1. Foreign Interests
Carnegie Library in Eureka Springs, Arkansas.
Who thought you could travel the world from a small town. In the quirky little town of Eureka Springs, they enjoy experiencing different cultures through foreign film. From Jordan to Demark to France and beyond, foreign films touch on subjects that are important to all people, regardless of where we call home. Don’t speak Dutch? Don’t worry, the films are subtitled. You might be surprised how much you will understand just paying attention to body language. Sometimes, words get in the way. Films are screened in the Eureka Springs Carnegie Library. The library is a beautiful building located in the heart of a quaint little mountain town. Nestled next to the Crescent Spring, one of the many natural springs this town was named for, the library sits at the original entry to the famous Crescent Hotel which sits high on the mountain overlooking the town.

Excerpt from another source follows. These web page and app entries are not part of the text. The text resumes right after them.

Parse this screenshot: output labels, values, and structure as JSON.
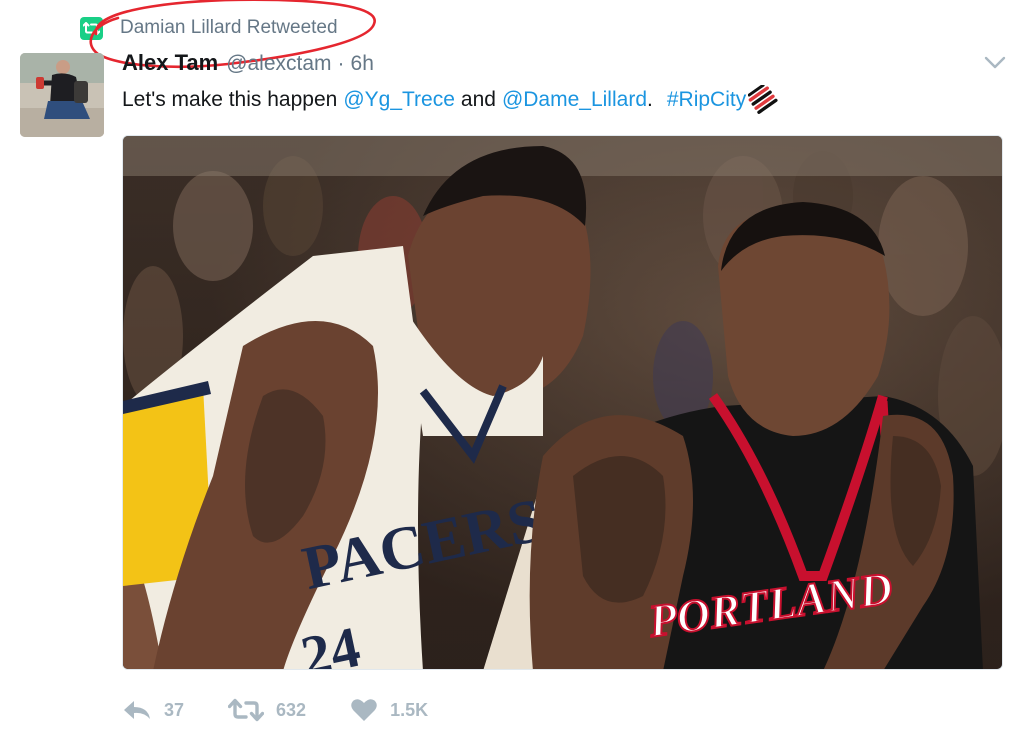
{
  "retweet_context": {
    "text": "Damian Lillard Retweeted",
    "icon": "retweet-badge-icon",
    "badge_color": "#19cf86",
    "annotation_color": "#e5262f"
  },
  "tweet": {
    "author": {
      "display_name": "Alex Tam",
      "handle": "@alexctam"
    },
    "separator": "·",
    "timestamp": "6h",
    "text": {
      "lead": "Let's make this happen",
      "mention_1": "@Yg_Trece",
      "and": "and",
      "mention_2": "@Dame_Lillard",
      "period": ".",
      "hashtag": "#RipCity"
    },
    "media": {
      "jerseys": [
        "PACERS",
        "PORTLAND"
      ],
      "number": "24"
    },
    "actions": {
      "reply": {
        "icon": "reply-icon",
        "count": "37"
      },
      "retweet": {
        "icon": "retweet-icon",
        "count": "632"
      },
      "like": {
        "icon": "heart-icon",
        "count": "1.5K"
      }
    },
    "colors": {
      "link": "#1b95e0",
      "secondary": "#657786",
      "action": "#aab8c2"
    }
  }
}
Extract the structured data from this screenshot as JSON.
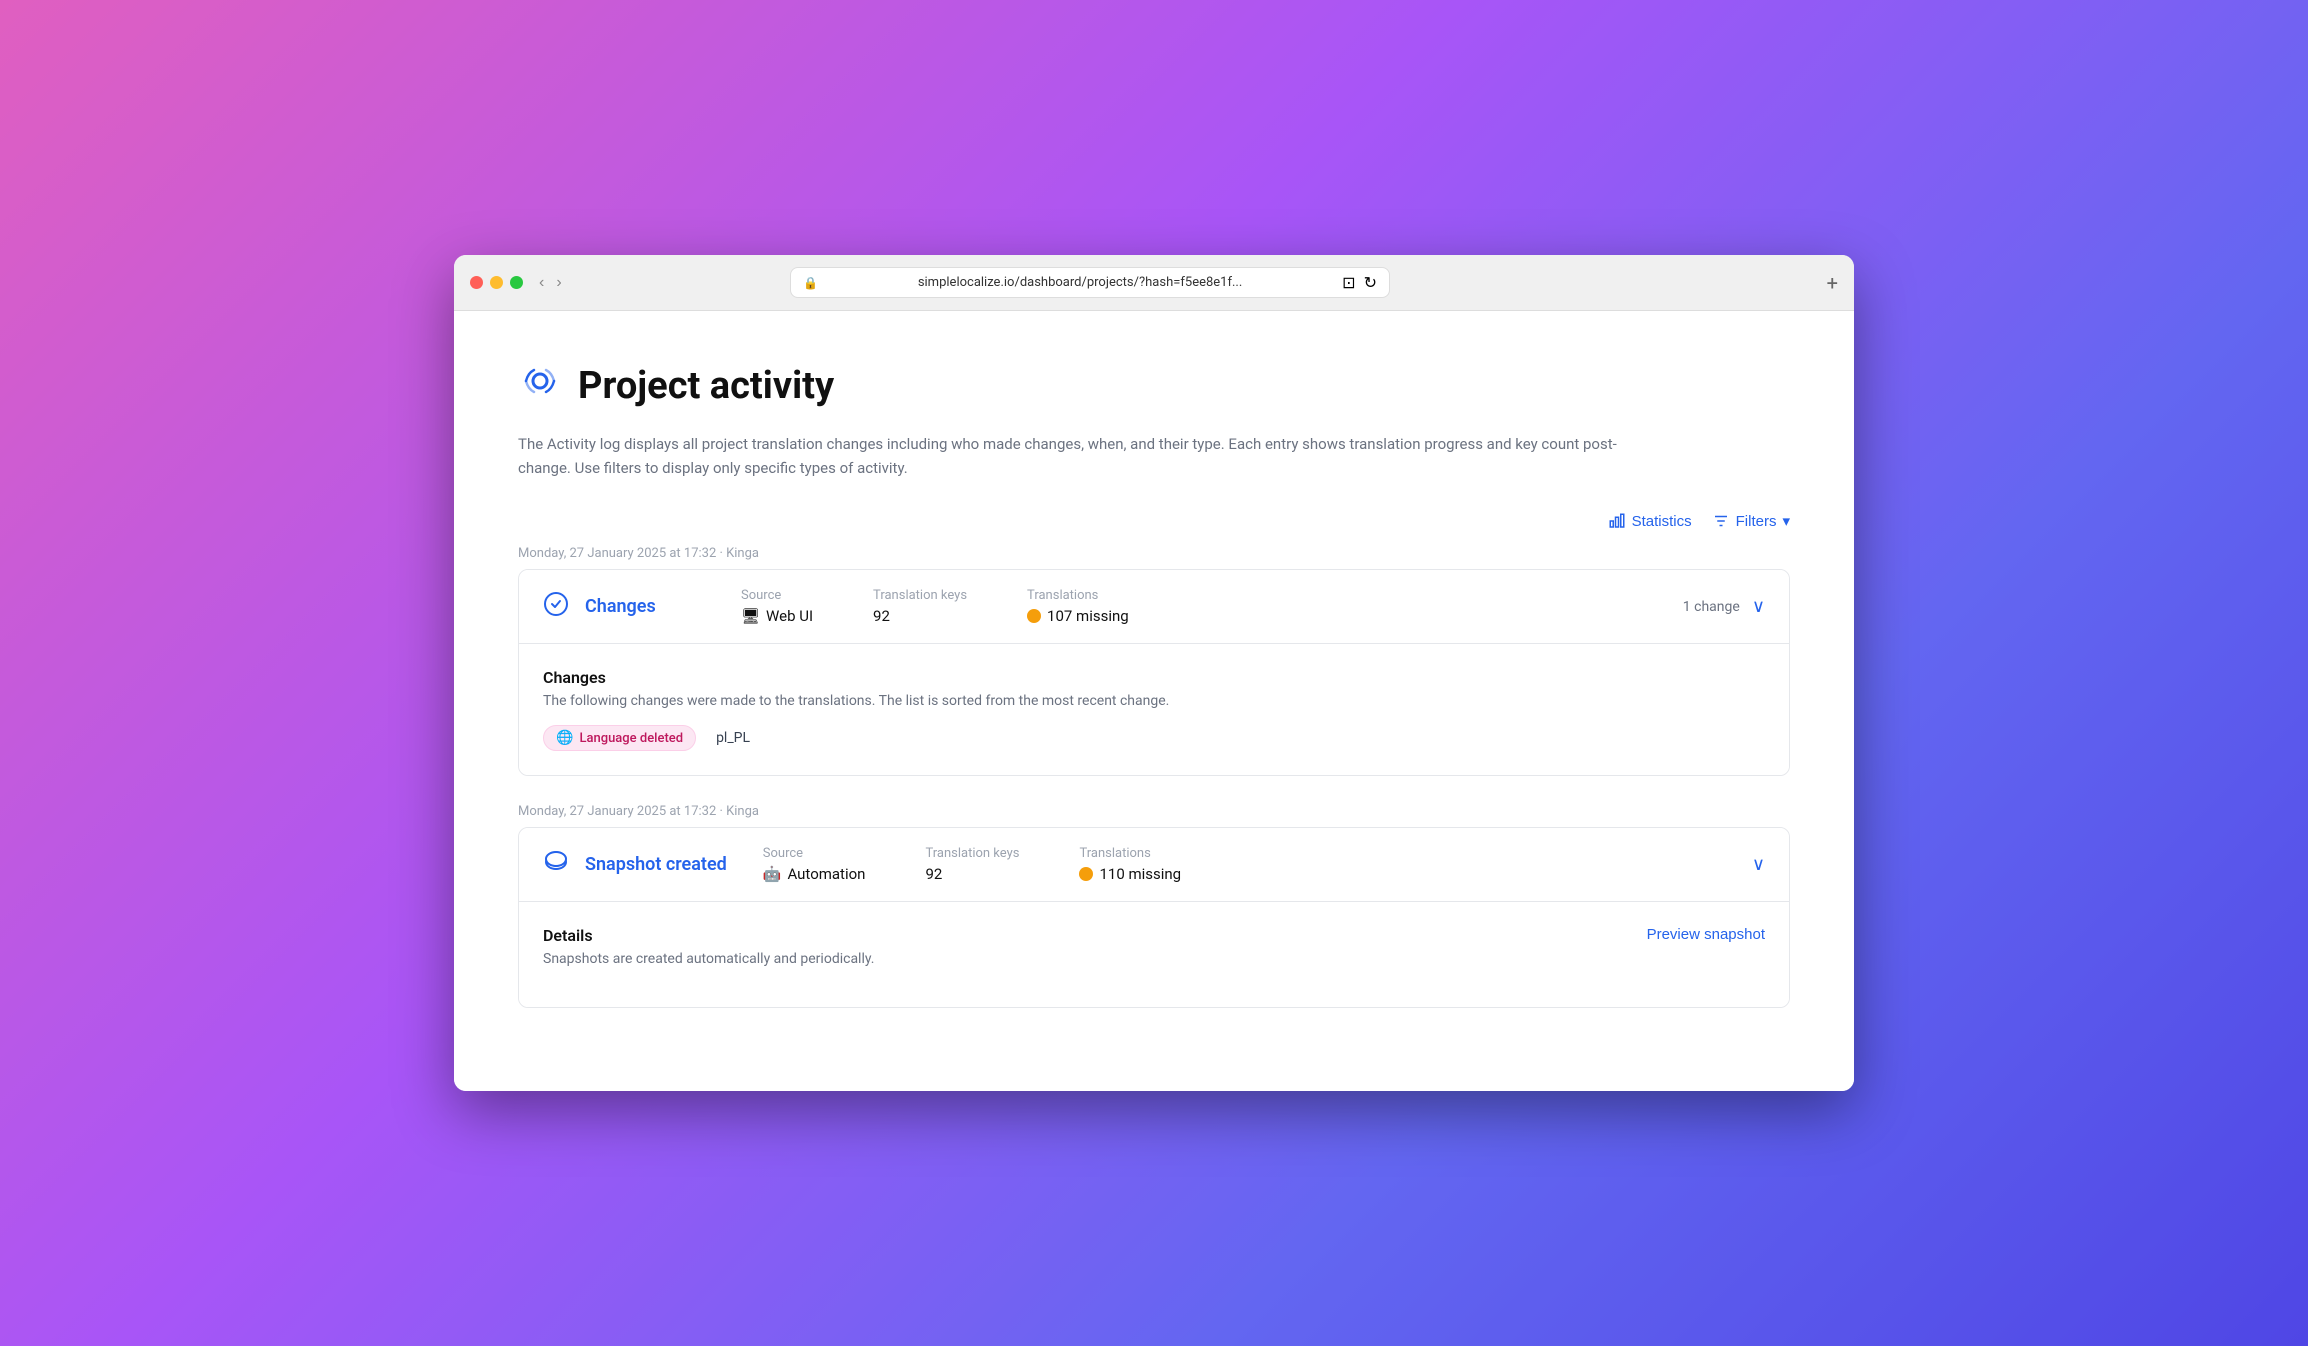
{
  "browser": {
    "url": "simplelocalize.io/dashboard/projects/?hash=f5ee8e1f...",
    "plus_label": "+"
  },
  "nav": {
    "back": "‹",
    "forward": "›"
  },
  "page": {
    "title": "Project activity",
    "description": "The Activity log displays all project translation changes including who made changes, when, and their type. Each entry shows translation progress and key count post-change. Use filters to display only specific types of activity."
  },
  "toolbar": {
    "statistics_label": "Statistics",
    "filters_label": "Filters"
  },
  "activity_groups": [
    {
      "meta": "Monday, 27 January 2025 at 17:32 · Kinga",
      "card": {
        "icon_type": "changes",
        "type_label": "Changes",
        "source_label": "Source",
        "source_icon": "🖥",
        "source_value": "Web UI",
        "keys_label": "Translation keys",
        "keys_value": "92",
        "translations_label": "Translations",
        "translations_status": "107 missing",
        "change_count": "1 change",
        "body": {
          "title": "Changes",
          "description": "The following changes were made to the translations. The list is sorted from the most recent change.",
          "change_tag": "Language deleted",
          "change_tag_value": "pl_PL"
        }
      }
    },
    {
      "meta": "Monday, 27 January 2025 at 17:32 · Kinga",
      "card": {
        "icon_type": "snapshot",
        "type_label": "Snapshot created",
        "source_label": "Source",
        "source_icon": "🤖",
        "source_value": "Automation",
        "keys_label": "Translation keys",
        "keys_value": "92",
        "translations_label": "Translations",
        "translations_status": "110 missing",
        "body": {
          "title": "Details",
          "description": "Snapshots are created automatically and periodically.",
          "preview_link": "Preview snapshot"
        }
      }
    }
  ]
}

Speaking of films, the 1929 Lyric Theater in Harrison was built to screen the “talkies.” Find the Lyric Theater on the Arkansas Art Trail.

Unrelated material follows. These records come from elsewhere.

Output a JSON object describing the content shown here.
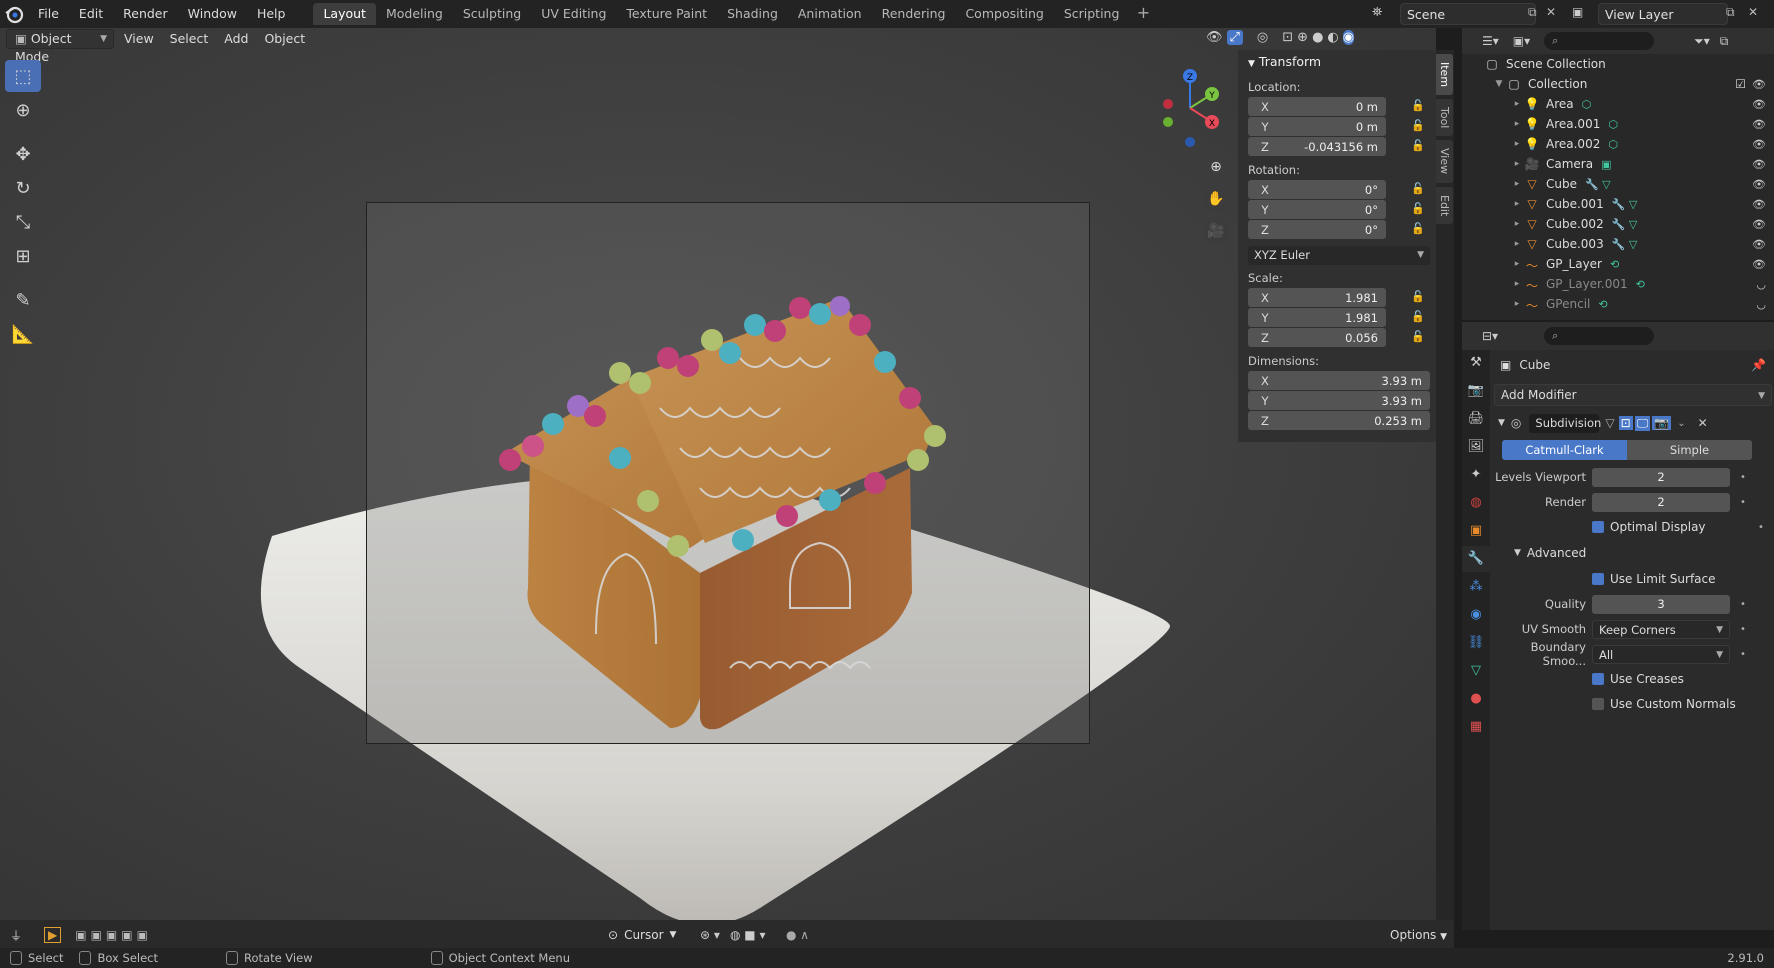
{
  "menubar": {
    "items": [
      "File",
      "Edit",
      "Render",
      "Window",
      "Help"
    ],
    "workspaces": [
      "Layout",
      "Modeling",
      "Sculpting",
      "UV Editing",
      "Texture Paint",
      "Shading",
      "Animation",
      "Rendering",
      "Compositing",
      "Scripting"
    ],
    "active_workspace": "Layout",
    "scene": "Scene",
    "view_layer": "View Layer"
  },
  "viewport_header": {
    "mode": "Object Mode",
    "menus": [
      "View",
      "Select",
      "Add",
      "Object"
    ]
  },
  "toolbar": {
    "tools": [
      "select-box-icon",
      "cursor-icon",
      "move-icon",
      "rotate-icon",
      "scale-icon",
      "transform-icon",
      "annotate-icon",
      "measure-icon"
    ]
  },
  "gizmo": {
    "z": "Z",
    "y": "Y",
    "x": "X"
  },
  "npanel": {
    "title": "Transform",
    "location_label": "Location:",
    "location": [
      {
        "axis": "X",
        "value": "0 m"
      },
      {
        "axis": "Y",
        "value": "0 m"
      },
      {
        "axis": "Z",
        "value": "-0.043156 m"
      }
    ],
    "rotation_label": "Rotation:",
    "rotation": [
      {
        "axis": "X",
        "value": "0°"
      },
      {
        "axis": "Y",
        "value": "0°"
      },
      {
        "axis": "Z",
        "value": "0°"
      }
    ],
    "rotation_mode": "XYZ Euler",
    "scale_label": "Scale:",
    "scale": [
      {
        "axis": "X",
        "value": "1.981"
      },
      {
        "axis": "Y",
        "value": "1.981"
      },
      {
        "axis": "Z",
        "value": "0.056"
      }
    ],
    "dimensions_label": "Dimensions:",
    "dimensions": [
      {
        "axis": "X",
        "value": "3.93 m"
      },
      {
        "axis": "Y",
        "value": "3.93 m"
      },
      {
        "axis": "Z",
        "value": "0.253 m"
      }
    ],
    "tabs": [
      "Item",
      "Tool",
      "View",
      "Edit"
    ]
  },
  "bottombar": {
    "pivot": "Cursor",
    "options": "Options"
  },
  "statusbar": {
    "items": [
      "Select",
      "Box Select",
      "Rotate View",
      "Object Context Menu"
    ],
    "version": "2.91.0"
  },
  "outliner": {
    "root": "Scene Collection",
    "collection": "Collection",
    "items": [
      {
        "name": "Area",
        "icon": "light-icon",
        "dim": false
      },
      {
        "name": "Area.001",
        "icon": "light-icon",
        "dim": false
      },
      {
        "name": "Area.002",
        "icon": "light-icon",
        "dim": false
      },
      {
        "name": "Camera",
        "icon": "camera-icon",
        "dim": false
      },
      {
        "name": "Cube",
        "icon": "mesh-icon",
        "dim": false
      },
      {
        "name": "Cube.001",
        "icon": "mesh-icon",
        "dim": false
      },
      {
        "name": "Cube.002",
        "icon": "mesh-icon",
        "dim": false
      },
      {
        "name": "Cube.003",
        "icon": "mesh-icon",
        "dim": false
      },
      {
        "name": "GP_Layer",
        "icon": "grease-pencil-icon",
        "dim": false
      },
      {
        "name": "GP_Layer.001",
        "icon": "grease-pencil-icon",
        "dim": true
      },
      {
        "name": "GPencil",
        "icon": "grease-pencil-icon",
        "dim": true
      }
    ]
  },
  "properties": {
    "object_name": "Cube",
    "add_modifier": "Add Modifier",
    "modifier_name": "Subdivision",
    "mode_catmull": "Catmull-Clark",
    "mode_simple": "Simple",
    "levels_viewport_label": "Levels Viewport",
    "levels_viewport": "2",
    "render_label": "Render",
    "render": "2",
    "optimal_display": "Optimal Display",
    "advanced": "Advanced",
    "use_limit_surface": "Use Limit Surface",
    "quality_label": "Quality",
    "quality": "3",
    "uv_smooth_label": "UV Smooth",
    "uv_smooth": "Keep Corners",
    "boundary_label": "Boundary Smoo...",
    "boundary": "All",
    "use_creases": "Use Creases",
    "use_custom_normals": "Use Custom Normals"
  },
  "colors": {
    "accent": "#4a78c8",
    "active_tool": "#4a6fb5",
    "axis_x": "#e84a5a",
    "axis_y": "#7bc442",
    "axis_z": "#3a78e6"
  }
}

2. Music Traditions
Northwest Arkansas is a mountainous region with a strong music tradition. Today, music is still an important part of everyday life. From classical to old-time music, intimate gatherings enjoy each other as they play acoustic instruments to sonatas, ballads, and folk songs. The Cello Choir is a group of cellists who meet every Saturday at 11am in the beautiful Gavioli Chapel on the historic loop in Eureka Springs. Under diffused light streaming through stained glass, nine or so cellos played by people of all ages play four or more parts. People stroll in and out to listen just a few minutes or the entire hour.

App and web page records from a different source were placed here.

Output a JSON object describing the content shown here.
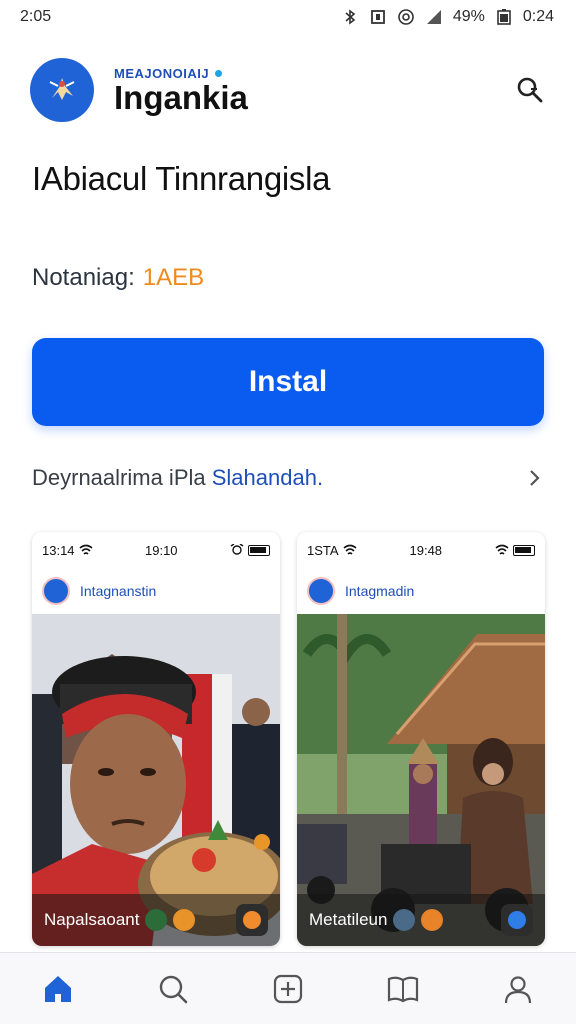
{
  "status_bar": {
    "time_left": "2:05",
    "battery": "49%",
    "time_right": "0:24",
    "icons": [
      "bluetooth-icon",
      "vibrate-icon",
      "wifi-icon",
      "signal-icon",
      "battery-icon"
    ]
  },
  "header": {
    "brand_top": "MEAJONOIAIJ",
    "brand_name": "Ingankia",
    "search_icon": "search-icon"
  },
  "app": {
    "title": "IAbiacul Tinnrangisla",
    "meta_label": "Notaniag:",
    "meta_value": "1AEB",
    "install_label": "Instal",
    "info_prefix": "Deyrnaalrima iPla",
    "info_link": "Slahandah."
  },
  "screenshots": [
    {
      "status_left": "13:14",
      "status_center": "19:10",
      "app_name": "Intagnanstin",
      "caption": "Napalsaoant"
    },
    {
      "status_left": "1STA",
      "status_center": "19:48",
      "app_name": "Intagmadin",
      "caption": "Metatileun"
    }
  ],
  "nav": {
    "items": [
      "home-icon",
      "search-icon",
      "add-icon",
      "library-icon",
      "profile-icon"
    ],
    "active": "home-icon"
  },
  "colors": {
    "accent": "#0a5cf0",
    "brand_blue": "#1f63d6",
    "meta_value": "#f08a1c",
    "link": "#1e4fb8"
  }
}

Just outside of Eureka Springs, a hootenanny meets on the historic Berryville town square. A hootenanny, also called a wingding, is an informal group of folks of all ages playing banjos, guitars, fiddles and what have you. Mostly folk music, the hootenanny meets every Friday 7-9pm at the old Grand View Hotel.
The world’s newest art museum just opened in Northwest Arkansas. Crystal Bridges Museum of American Art houses an amazing collection of American art ranging from the colonial period through today. With a focus on education, Crystal Bridges offers guests a chance to Draw in the Galleries. Study elements of art while looking at masterworks. Class subjects include Landscape, Portraiture, and Figure Drawing. They are offered every month and registration is required.
Basketmaking or basket weaving is an ancient craft. The Cherokee people of native America have long been respected for their basketmaking skills and best known for their complex “double weave” baskets. Often made from white oak, baskets were valuable articles of commerce throughout history. Today, their value ranges from utilitarian to works of art. Learn to make your own authentic Cherokee “double weave” basket at Fire Om Earth studios and become a link in the chain that keeps American heritage alive.
Stewardship and environmentally conscious thinking is part of today’s culture. Recycling is essential to reducing physical and financial waste and preserves the beautiful natural resources of the Ozark Mountains for future generations. In that spirit, Crystal Bridges Museum of American Art teaches art using recycled materials. Bring Your Own Art and make a collage using found objects.
Crystal Bridges Museum of American Art officially opens soon. In preparation for your visit, here is a compliation of recent articles focusing on various aspects of the museum, its creator, and collection.